• Task to carry out:
Whenever a line contains the string "find", copy it out of the entries.

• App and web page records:
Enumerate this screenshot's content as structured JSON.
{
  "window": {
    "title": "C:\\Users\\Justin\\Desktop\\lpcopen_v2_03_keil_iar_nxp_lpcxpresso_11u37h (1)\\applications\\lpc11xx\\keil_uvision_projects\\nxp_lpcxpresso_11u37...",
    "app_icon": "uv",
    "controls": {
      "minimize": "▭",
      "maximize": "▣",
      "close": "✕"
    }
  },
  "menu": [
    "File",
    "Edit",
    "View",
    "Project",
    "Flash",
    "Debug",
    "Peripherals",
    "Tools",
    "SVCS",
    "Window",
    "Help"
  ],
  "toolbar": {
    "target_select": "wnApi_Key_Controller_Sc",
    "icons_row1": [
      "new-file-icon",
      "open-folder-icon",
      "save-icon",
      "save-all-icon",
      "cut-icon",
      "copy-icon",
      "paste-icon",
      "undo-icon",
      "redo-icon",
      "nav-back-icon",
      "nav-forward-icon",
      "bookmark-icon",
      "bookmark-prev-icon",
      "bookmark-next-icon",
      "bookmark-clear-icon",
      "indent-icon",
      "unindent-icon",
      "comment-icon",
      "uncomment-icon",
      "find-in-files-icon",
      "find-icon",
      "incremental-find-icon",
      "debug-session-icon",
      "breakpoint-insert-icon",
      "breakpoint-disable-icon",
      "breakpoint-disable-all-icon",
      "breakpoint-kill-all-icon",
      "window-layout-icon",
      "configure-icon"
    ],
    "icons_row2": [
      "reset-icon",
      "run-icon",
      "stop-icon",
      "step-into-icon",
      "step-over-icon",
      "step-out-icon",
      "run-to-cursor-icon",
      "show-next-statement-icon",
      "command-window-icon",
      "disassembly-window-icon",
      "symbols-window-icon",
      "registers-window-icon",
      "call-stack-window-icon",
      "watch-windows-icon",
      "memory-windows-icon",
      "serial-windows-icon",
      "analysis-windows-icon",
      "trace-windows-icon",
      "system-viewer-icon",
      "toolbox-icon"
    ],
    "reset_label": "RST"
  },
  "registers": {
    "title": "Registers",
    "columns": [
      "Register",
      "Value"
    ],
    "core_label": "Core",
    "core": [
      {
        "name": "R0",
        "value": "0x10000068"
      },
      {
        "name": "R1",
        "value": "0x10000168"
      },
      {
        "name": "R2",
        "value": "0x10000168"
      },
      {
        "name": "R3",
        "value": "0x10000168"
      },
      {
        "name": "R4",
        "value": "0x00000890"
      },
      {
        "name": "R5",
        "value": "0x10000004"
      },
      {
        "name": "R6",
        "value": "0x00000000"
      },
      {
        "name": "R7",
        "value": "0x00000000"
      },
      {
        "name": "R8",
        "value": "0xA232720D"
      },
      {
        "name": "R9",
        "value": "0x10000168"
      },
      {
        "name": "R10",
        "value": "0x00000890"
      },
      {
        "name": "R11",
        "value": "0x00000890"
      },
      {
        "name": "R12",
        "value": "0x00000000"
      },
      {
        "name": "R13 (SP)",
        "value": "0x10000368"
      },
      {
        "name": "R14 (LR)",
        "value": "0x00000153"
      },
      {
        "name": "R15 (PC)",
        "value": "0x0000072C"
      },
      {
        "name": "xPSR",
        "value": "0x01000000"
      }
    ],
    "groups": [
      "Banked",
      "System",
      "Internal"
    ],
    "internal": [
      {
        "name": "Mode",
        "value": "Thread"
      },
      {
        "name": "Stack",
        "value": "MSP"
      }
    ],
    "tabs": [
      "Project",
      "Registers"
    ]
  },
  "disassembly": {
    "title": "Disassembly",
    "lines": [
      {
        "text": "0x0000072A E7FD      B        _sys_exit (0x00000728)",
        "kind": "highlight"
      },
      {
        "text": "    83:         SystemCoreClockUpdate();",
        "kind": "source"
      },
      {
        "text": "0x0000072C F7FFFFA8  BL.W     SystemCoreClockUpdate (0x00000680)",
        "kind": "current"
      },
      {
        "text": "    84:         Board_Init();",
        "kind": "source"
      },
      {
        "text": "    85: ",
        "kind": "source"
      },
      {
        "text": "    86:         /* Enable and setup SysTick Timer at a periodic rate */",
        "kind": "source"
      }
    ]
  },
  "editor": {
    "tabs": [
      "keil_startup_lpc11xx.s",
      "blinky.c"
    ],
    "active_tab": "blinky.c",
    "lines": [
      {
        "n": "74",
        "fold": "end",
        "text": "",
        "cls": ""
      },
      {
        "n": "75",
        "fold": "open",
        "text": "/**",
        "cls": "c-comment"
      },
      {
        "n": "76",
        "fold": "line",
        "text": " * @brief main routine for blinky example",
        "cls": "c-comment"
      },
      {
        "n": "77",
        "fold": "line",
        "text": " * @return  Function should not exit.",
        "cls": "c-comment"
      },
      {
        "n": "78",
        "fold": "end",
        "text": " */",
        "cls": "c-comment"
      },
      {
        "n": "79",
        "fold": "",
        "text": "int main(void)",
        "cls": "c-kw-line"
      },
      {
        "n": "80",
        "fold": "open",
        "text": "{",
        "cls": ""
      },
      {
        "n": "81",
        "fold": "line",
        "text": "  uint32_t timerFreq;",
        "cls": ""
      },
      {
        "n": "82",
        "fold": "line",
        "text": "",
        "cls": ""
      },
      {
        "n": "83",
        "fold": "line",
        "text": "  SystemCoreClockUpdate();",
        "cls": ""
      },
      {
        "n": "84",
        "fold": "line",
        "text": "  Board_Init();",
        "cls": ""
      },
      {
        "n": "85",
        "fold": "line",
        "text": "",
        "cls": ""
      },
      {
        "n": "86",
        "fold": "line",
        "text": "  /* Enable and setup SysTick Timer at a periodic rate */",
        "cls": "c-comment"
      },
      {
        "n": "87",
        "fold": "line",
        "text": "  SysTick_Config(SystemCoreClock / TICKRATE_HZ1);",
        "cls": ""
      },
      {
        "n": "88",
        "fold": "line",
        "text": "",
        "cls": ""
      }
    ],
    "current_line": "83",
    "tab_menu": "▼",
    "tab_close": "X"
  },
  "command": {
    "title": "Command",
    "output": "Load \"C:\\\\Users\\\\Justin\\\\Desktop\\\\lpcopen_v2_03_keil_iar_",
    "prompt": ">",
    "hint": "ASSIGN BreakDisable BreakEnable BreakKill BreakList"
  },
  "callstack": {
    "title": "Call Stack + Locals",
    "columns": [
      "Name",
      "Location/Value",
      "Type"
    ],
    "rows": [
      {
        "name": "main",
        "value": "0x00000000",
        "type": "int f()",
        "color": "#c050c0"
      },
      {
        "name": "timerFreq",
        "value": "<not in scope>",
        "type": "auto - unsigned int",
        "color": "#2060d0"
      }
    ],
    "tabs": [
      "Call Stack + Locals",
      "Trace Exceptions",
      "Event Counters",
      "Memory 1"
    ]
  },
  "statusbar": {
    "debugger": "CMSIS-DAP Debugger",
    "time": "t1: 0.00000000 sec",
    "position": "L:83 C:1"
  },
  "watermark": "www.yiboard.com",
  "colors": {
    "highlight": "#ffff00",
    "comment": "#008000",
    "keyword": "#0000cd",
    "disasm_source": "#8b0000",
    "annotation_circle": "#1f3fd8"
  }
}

• Response:
      "find-in-files-icon",
      "find-icon",
      "incremental-find-icon",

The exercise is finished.